Dawn applied for and received Disabled Students’ Allowances (DSAs), which are government grants to help pay the essential extra costs a student may have as a direct result of their disability. To find out exactly what equipment and support Dawn needed, the OU Access Centre carried out at Study Needs Assessment for her. This took place at her home and as most of our students study from home, we are very used to arranging this when necessary. In many ways a home visit is preferable to a centre-based needs assessment for OU students as the Needs Assessor can gain a much better idea of the student’s situation and they can demonstrate exactly how they study instead of having to explain.
Dawn’s DSAs assessment, recommended she was given help with notetaking, printing, photocopying and travel costs as well as extra time and maximum flexibility with assignments and examinations.
How was Dawn’s Needs Assessment followed up?

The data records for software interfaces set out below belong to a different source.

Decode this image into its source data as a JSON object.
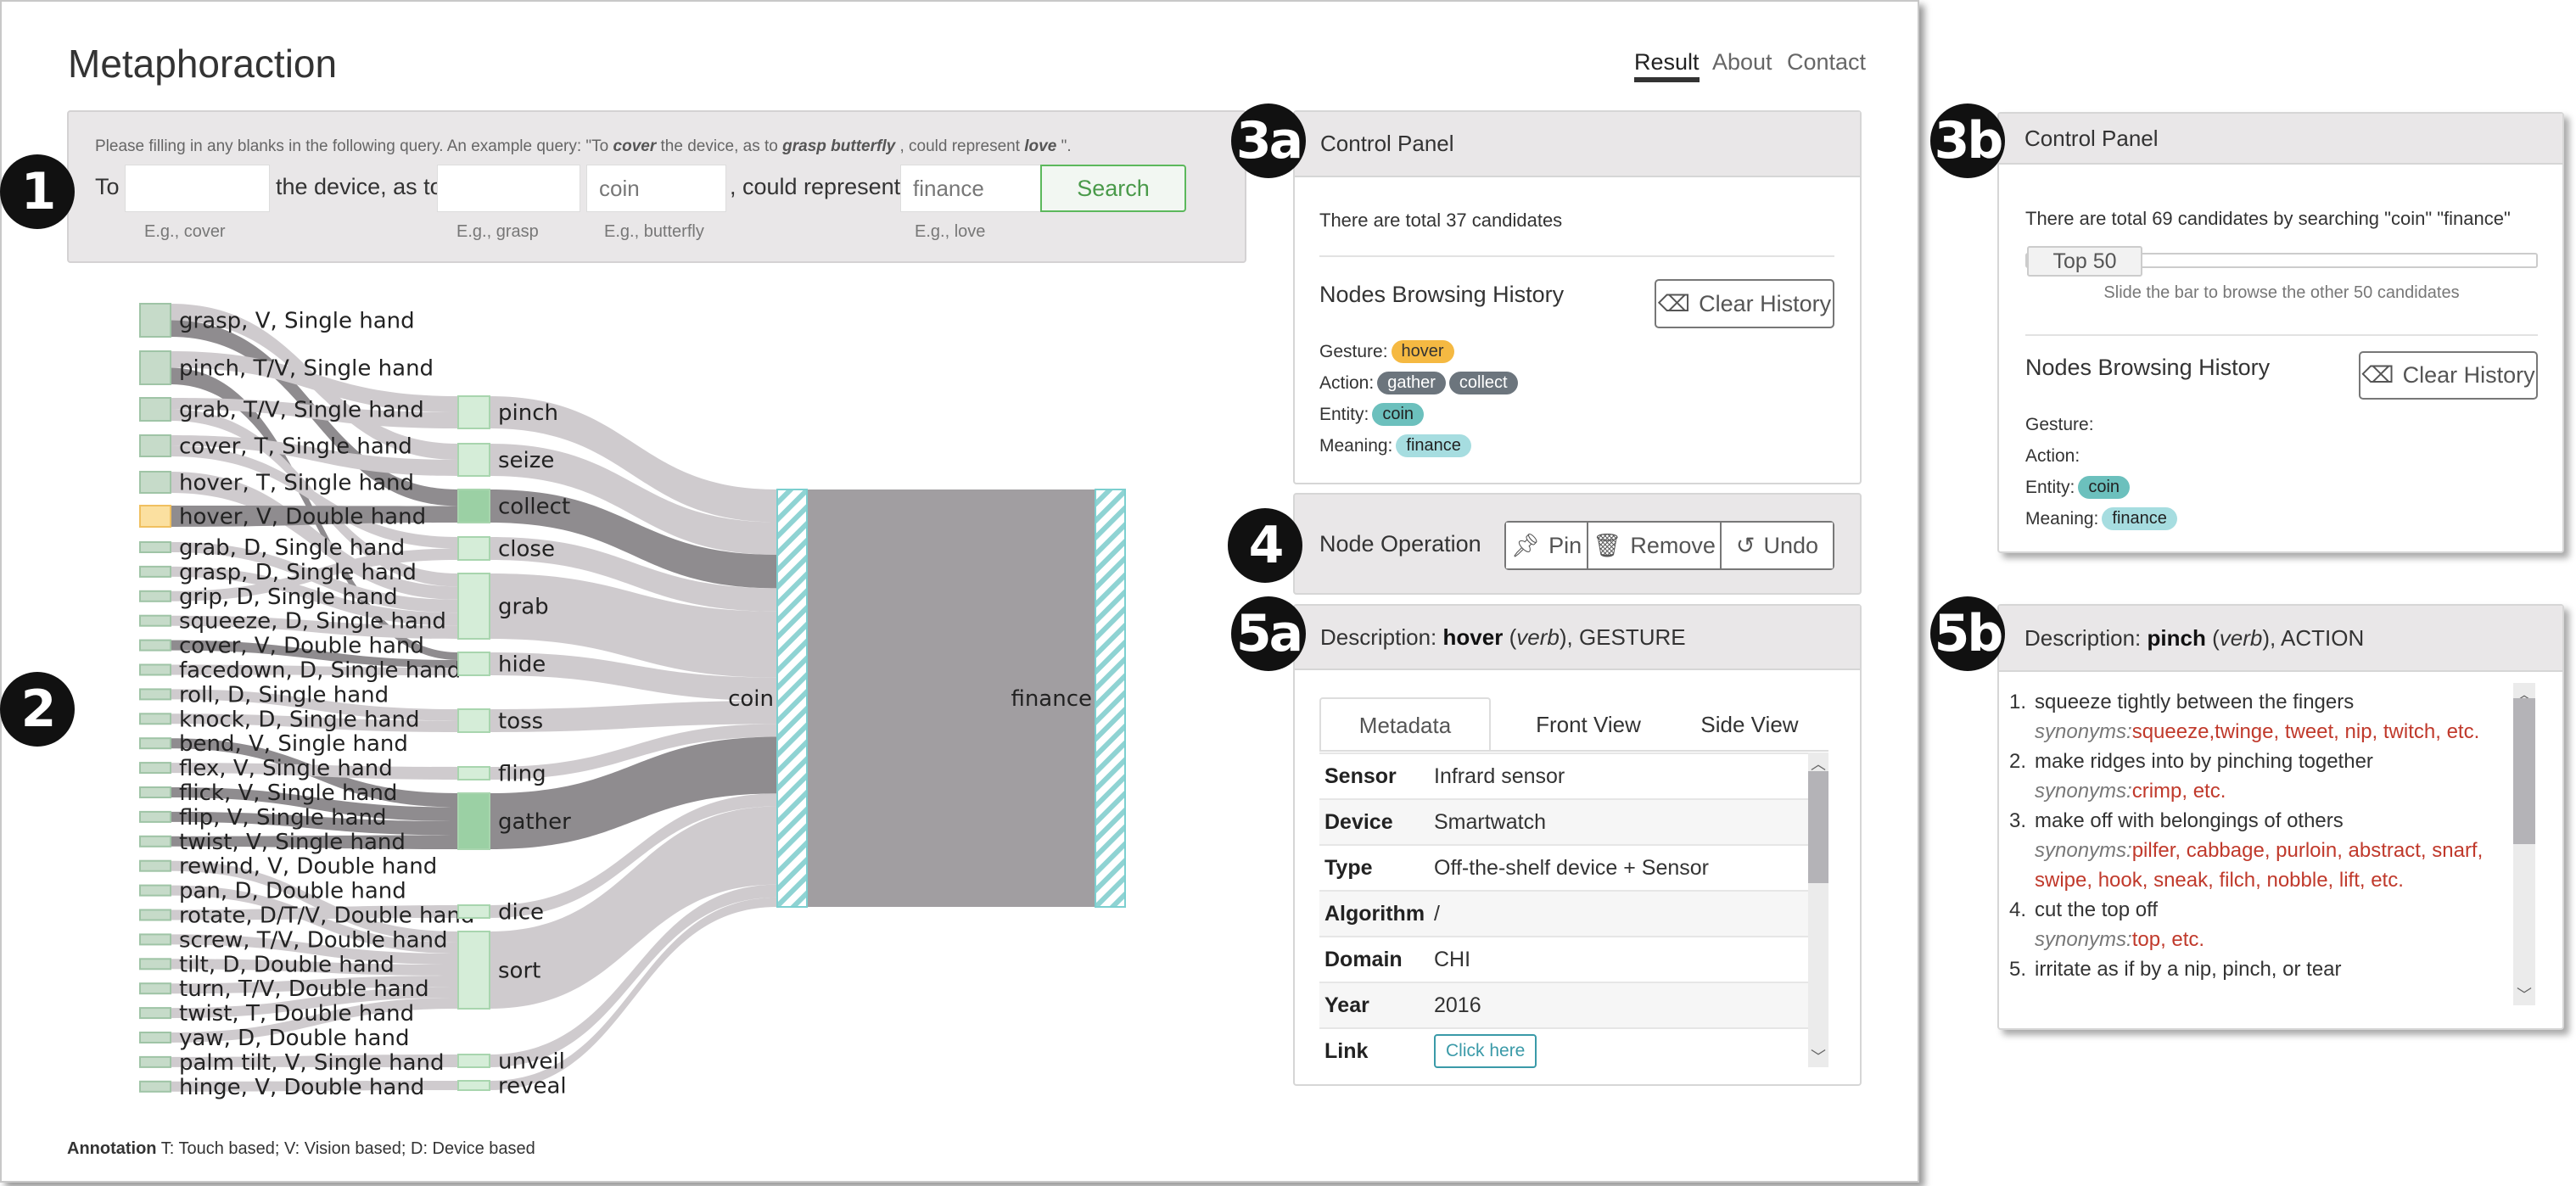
{
  "app": {
    "title": "Metaphoraction",
    "nav": [
      "Result",
      "About",
      "Contact"
    ],
    "active_nav": "Result"
  },
  "badges": {
    "query": "1",
    "sankey": "2",
    "control_a": "3a",
    "control_b": "3b",
    "node_op": "4",
    "desc_a": "5a",
    "desc_b": "5b"
  },
  "query": {
    "hint": [
      {
        "t": "Please filling in any blanks in the following query. An example query: \"To ",
        "i": false
      },
      {
        "t": "cover",
        "i": true
      },
      {
        "t": " the device, as to ",
        "i": false
      },
      {
        "t": "grasp butterfly",
        "i": true
      },
      {
        "t": " , could represent ",
        "i": false
      },
      {
        "t": "love",
        "i": true
      },
      {
        "t": " \".",
        "i": false
      }
    ],
    "to": "To",
    "the_device": "the device, as to",
    "could_represent": ", could represent",
    "gesture": {
      "value": "",
      "hint": "E.g., cover"
    },
    "action": {
      "value": "",
      "hint": "E.g., grasp"
    },
    "entity": {
      "value": "coin",
      "hint": "E.g., butterfly"
    },
    "meaning": {
      "value": "finance",
      "hint": "E.g., love"
    },
    "search_label": "Search"
  },
  "sankey": {
    "left_nodes": [
      "grasp, V, Single hand",
      "pinch, T/V, Single hand",
      "grab, T/V, Single hand",
      "cover, T, Single hand",
      "hover, T, Single hand",
      "hover, V, Double hand",
      "grab, D, Single hand",
      "grasp, D, Single hand",
      "grip, D, Single hand",
      "squeeze, D, Single hand",
      "cover, V, Double hand",
      "facedown, D, Single hand",
      "roll, D, Single hand",
      "knock, D, Single hand",
      "bend, V, Single hand",
      "flex, V, Single hand",
      "flick, V, Single hand",
      "flip, V, Single hand",
      "twist, V, Single hand",
      "rewind, V, Double hand",
      "pan, D, Double hand",
      "rotate, D/T/V, Double hand",
      "screw, T/V, Double hand",
      "tilt, D, Double hand",
      "turn, T/V, Double hand",
      "twist, T, Double hand",
      "yaw, D, Double hand",
      "palm tilt, V, Single hand",
      "hinge, V, Double hand"
    ],
    "selected_gesture": "hover, V, Double hand",
    "mid_nodes": [
      "pinch",
      "seize",
      "collect",
      "close",
      "grab",
      "hide",
      "toss",
      "fling",
      "gather",
      "dice",
      "sort",
      "unveil",
      "reveal"
    ],
    "highlighted_actions": [
      "collect",
      "gather"
    ],
    "entity": "coin",
    "meaning": "finance",
    "links": [
      [
        0,
        1,
        false
      ],
      [
        0,
        2,
        true
      ],
      [
        1,
        0,
        false
      ],
      [
        1,
        5,
        true
      ],
      [
        2,
        0,
        false
      ],
      [
        2,
        4,
        false
      ],
      [
        3,
        1,
        false
      ],
      [
        3,
        3,
        false
      ],
      [
        4,
        4,
        false
      ],
      [
        5,
        2,
        true
      ],
      [
        6,
        4,
        false
      ],
      [
        7,
        4,
        false
      ],
      [
        8,
        3,
        false
      ],
      [
        9,
        4,
        false
      ],
      [
        10,
        5,
        true
      ],
      [
        11,
        5,
        false
      ],
      [
        12,
        6,
        false
      ],
      [
        13,
        6,
        false
      ],
      [
        14,
        8,
        true
      ],
      [
        15,
        7,
        false
      ],
      [
        16,
        8,
        true
      ],
      [
        17,
        8,
        true
      ],
      [
        18,
        8,
        true
      ],
      [
        19,
        10,
        false
      ],
      [
        20,
        10,
        false
      ],
      [
        21,
        9,
        false
      ],
      [
        22,
        10,
        false
      ],
      [
        23,
        10,
        false
      ],
      [
        24,
        10,
        false
      ],
      [
        25,
        10,
        false
      ],
      [
        26,
        10,
        false
      ],
      [
        27,
        11,
        false
      ],
      [
        28,
        12,
        false
      ]
    ],
    "colors": {
      "link": "#cfcbce",
      "link_highlight": "#8f8c8f",
      "gesture_node": "#c6dbc9",
      "selected_node": "#fbe0a0",
      "action_node": "#d5edd8",
      "action_highlight": "#9bd0a4",
      "entity_hatch": "#8fd3d3",
      "flow": "#a19ea1"
    }
  },
  "annotation": {
    "label": "Annotation",
    "text": "T: Touch based; V: Vision based; D: Device based"
  },
  "control_a": {
    "title": "Control Panel",
    "total": "There are total 37 candidates",
    "history_title": "Nodes Browsing History",
    "clear_label": "Clear History",
    "rows": [
      {
        "label": "Gesture:",
        "pills": [
          "hover"
        ],
        "kind": "g"
      },
      {
        "label": "Action:",
        "pills": [
          "gather",
          "collect"
        ],
        "kind": "a"
      },
      {
        "label": "Entity:",
        "pills": [
          "coin"
        ],
        "kind": "e"
      },
      {
        "label": "Meaning:",
        "pills": [
          "finance"
        ],
        "kind": "m"
      }
    ]
  },
  "node_op": {
    "title": "Node Operation",
    "pin": "Pin",
    "remove": "Remove",
    "undo": "Undo"
  },
  "desc_a": {
    "prefix": "Description:",
    "word": "hover",
    "pos": "verb",
    "category": "GESTURE",
    "tabs": [
      "Metadata",
      "Front View",
      "Side View"
    ],
    "active_tab": "Metadata",
    "rows": [
      [
        "Sensor",
        "Infrard sensor"
      ],
      [
        "Device",
        "Smartwatch"
      ],
      [
        "Type",
        "Off-the-shelf device + Sensor"
      ],
      [
        "Algorithm",
        "/"
      ],
      [
        "Domain",
        "CHI"
      ],
      [
        "Year",
        "2016"
      ]
    ],
    "link_label": "Link",
    "link_button": "Click here"
  },
  "control_b": {
    "title": "Control Panel",
    "total": "There are total 69 candidates by searching \"coin\" \"finance\"",
    "slider_label": "Top 50",
    "slider_value": 50,
    "slider_max": 69,
    "slider_hint": "Slide the bar to browse the other 50 candidates",
    "history_title": "Nodes Browsing History",
    "clear_label": "Clear History",
    "rows": [
      {
        "label": "Gesture:",
        "pills": [],
        "kind": "g"
      },
      {
        "label": "Action:",
        "pills": [],
        "kind": "a"
      },
      {
        "label": "Entity:",
        "pills": [
          "coin"
        ],
        "kind": "e"
      },
      {
        "label": "Meaning:",
        "pills": [
          "finance"
        ],
        "kind": "m"
      }
    ]
  },
  "desc_b": {
    "prefix": "Description:",
    "word": "pinch",
    "pos": "verb",
    "category": "ACTION",
    "synonyms_label": "synonyms:",
    "senses": [
      {
        "def": "squeeze tightly between the fingers",
        "syn": "squeeze,twinge, tweet, nip, twitch, etc."
      },
      {
        "def": "make ridges into by pinching together",
        "syn": "crimp, etc."
      },
      {
        "def": "make off with belongings of others",
        "syn": "pilfer, cabbage, purloin, abstract, snarf, swipe, hook, sneak, filch, nobble, lift, etc."
      },
      {
        "def": "cut the top off",
        "syn": "top, etc."
      },
      {
        "def": "irritate as if by a nip, pinch, or tear",
        "syn": ""
      }
    ]
  }
}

A copy of Dawn’s Needs Assessment Report, with her permission, was shared with her Student Support Team. Supported by telephone conversation with Dawn’s father, acting as her advocate, they added the recommendations to Dawn’s student record along with the information she had provided on her Disability Support Form. This was then made available to Dawn’s tutor and other staff to provide her with the support she needed.
Were there any obstacles along the way?
Dawn was entitled to six years’ DSAs support but she effectively ‘lost’ one year as she studied for only a short time in one of those years. The OU wants to see all students complete their studies wherever possible so the OU DSA Office signposted Dawn to an alternative source of funding within Disabled Student Services that she used to continue with the study-related support she needed to attain her BA.
How did you support Dawn’s decision to do an MA?
Dawn began her Masters in October 2014. She had a further Study Needs Assessment of her disability-related study needs in February 2015. Again, this was carried out as a home visit. She was recommended further study assistance support, help with the costs of printing and consumables, extra time to complete assignments, and maximum flexibility for examinations. We continue to provide comb-bound books and Dawn also now receives electronic texts of all printed material.
Accessible PDFs are availalbe for disabled students for almost all printed materials and eBooks and Word documents are available for all on-screen text within the Virtual Learning Environment for each course. We also produce Daisy talking books for disabled students. The Digital Accessible Information System (or Daisy), is a means of creating talking books for people who wish to hear and navigate written material presented in an audible format - navigation is provided within a sequential and hierarchical structure and the text is synchronized with the audio. This is a very accessible and popular format.
Why choose the OU if you have a disability or challenging circumstances?
We’ve got the largest disabled student community in the UK. Many are attracted to us by the breadth and nature of what we provide in terms of support for disabled students. The aim for most of us involved in supporting disabled students is to do whatever we can to remove or reduce the impact or the barriers to student success. Because we've got years of experience we can anticipate a lot of those barriers but also take a lot of pride in realising student have the best answers – so we do as much as we can to tease these out from students so they get what any individual adjustments that might be needed too.
Additionally, we've got an extensive range of support that we provide for students when they go to residential schools – from relatively simple things like dietary requirements to quite complex needs like 24-hour nursing care.
We’ve been doing this for a long time – it’s in our DNA – and we are unique in how we can work both at scale, as we do with anticipating the need for accessible study materials, and in how we work with students individually to meet their needs.